Adding to this explosive mix, the Trump administration now promises to supply more weapons. The official pretext is plainly contrived: to deter Putin from “further aggression against Ukraine,” for which he has shown no desire or intention whatsoever. Nor does it make any geopolitical or strategic sense. Neighboring Russia can easily upgrade its weapons to the rebel provinces. Indeed, the danger is that Kiev’s failing regime will interpret the American arms as a signal from Washington for a new offensive against the Donbass in order to regain support at home—but which will end again in military disaster for Kiev while perhaps bringing neo-fascists, who may well come into possession of the American weapons, closer to power, and the new US-Russian Cold War closer to a larger, more direct war between the nuclear superpowers. (US trainers will need to be sent with the weapons, adding to the some 300 already there. If any are killed by Russian-backed rebel forces, even if unintentionally, what will be Washington’s reaction?)
Why would Trump, who wants to “cooperate with Russia,” take such a reckless step, long urged by Washington’s anti-Russian hawks? Assuming it was Trump’s decision, it was no doubt to disprove the underlying premise of the still unproved Russiagate allegations that he is a lackey of the Kremlin and an accomplice of Putin—accusations he hears and reads daily, not only from damning commentary on MSNBC and pseudobalanced panels on CNN, but from the once-distinguished academic Paul Krugman, who tells his New York Times readers: “There’s really no question about Trump/Putin collusion, and Trump in fact continues to act like Putin’s puppet.” There is every “question” and no “in fact” at all, but Trump is understandably desperate to end the unprecedented allegations that he is a “treasonous” president—that there was “no collusion, no collusion, no collusion.” We have here yet another example, Cohen points out, of his argument that Russiagate has become the No. 1 threat to American national security, certainly in regard to nuclear Russia.
Indeed, Cohen concludes, if the media insists on condemning Trump for mangled narratives and dubious international entanglements, they might want to focus on former vice president Joseph Biden.
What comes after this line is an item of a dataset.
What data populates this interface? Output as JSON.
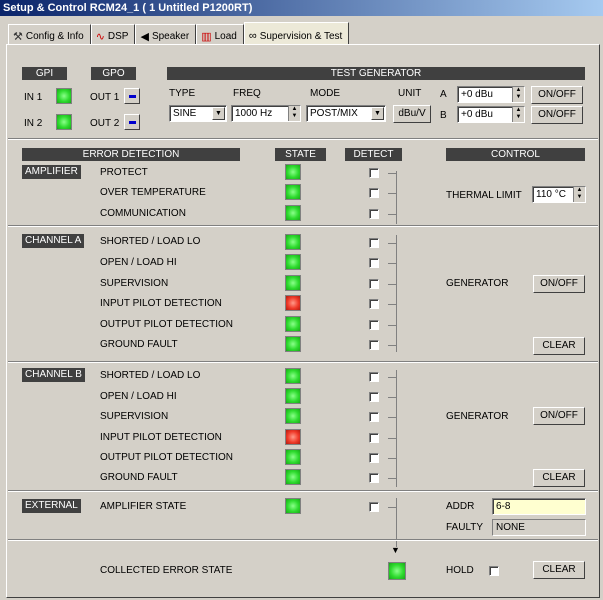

It has long been known that President Obama put him in charge of the administration’s “Ukrainian project,” in effect making him proconsul overseeing the increasingly colonized Kiev. In short, Biden, who is clearly already seeking the 2020 Democratic presidential nomination, bears a heavy personal responsibility for the four-year-old Ukrainian crisis. But he shows no sign of rethinking anything and still less any remorse. In an article in Foreign Affairs, Biden and his coauthor, Michael Carpenter, string together a tsunami of highly questionable, if not false, narratives regarding “How to Stand Up to the Kremlin,” many of them involving the years he was vice president. Along the way, Biden repeatedly berates Putin for meddling in Western elections. This is the same Joe Biden who told Putin not to return to the Russian presidency during Obama’s purported “reset” with Moscow and who, in February 2014, told Ukraine’s democratically elected President Yanukovych to abdicate and flee the country.
Stephen F. Cohen is a professor emeritus of Russian studies and politics at New York University and Princeton University and a contributing editor of The Nation.